As a result, the Constitutional Court gave the government two years from the date of its decision to correct these issues, failing which the Omnibus Law would be rendered void. In the meantime, the Omnibus Law has remained in force, but the Constitutional Court also ruled that the government must not issue any further implementing regulations or guidance, or take any ‘strategic decisions’ in connection with the Omnibus Law.
Although there is no immediate impact on the Omnibus Law and implementing regulations, from a foreign investor’s perspective, the Constitutional Court’s decision creates medium- to long-term uncertainty.

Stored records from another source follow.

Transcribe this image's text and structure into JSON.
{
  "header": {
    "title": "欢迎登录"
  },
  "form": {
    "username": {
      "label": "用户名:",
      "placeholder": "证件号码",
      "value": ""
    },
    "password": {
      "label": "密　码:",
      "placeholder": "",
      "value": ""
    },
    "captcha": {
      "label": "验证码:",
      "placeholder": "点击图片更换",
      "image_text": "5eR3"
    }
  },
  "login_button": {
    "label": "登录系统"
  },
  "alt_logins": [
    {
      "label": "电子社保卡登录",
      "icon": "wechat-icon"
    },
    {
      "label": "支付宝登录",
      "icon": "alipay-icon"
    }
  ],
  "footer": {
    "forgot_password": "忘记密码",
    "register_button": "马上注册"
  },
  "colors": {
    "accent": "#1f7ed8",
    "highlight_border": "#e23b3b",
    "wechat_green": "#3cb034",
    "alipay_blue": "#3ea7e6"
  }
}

- In the medium term, both the scope of the requirement that the government must not issue any further implementing regulations or guidance or take any ‘strategic decisions’ under the Omnibus Law, as well as the ability of the Constitutional Court to take enforcement action against the government are unclear. It is also difficult to predict how the relevant government agencies will react to the requirement that the government must not issue any further implementing regulations or guidance or take any ‘strategic decisions’ in this interim period, although many commentators expect these agencies to adopt a ‘wait and see’ attitude.
- In the longer term, it is not clear precisely what the Constitutional Court expects the government to do in order to rectify the procedural irregularities raised. There may also be new legal challenges brought against the Omnibus Law in the future, even after the existing defects identified by the Constitutional Court have been remedied by the government.
Investors in Indonesian businesses will need to carefully evaluate the potential impact that this development, and any potential future ruling on the validity of the Omnibus Law, may have on their businesses and any proposed transactions. Potential restructuring may also be needed in the future (for example, to comply with previously applicable foreign ownership restrictions) if, in the worst case scenario, the Omnibus Law is declared void.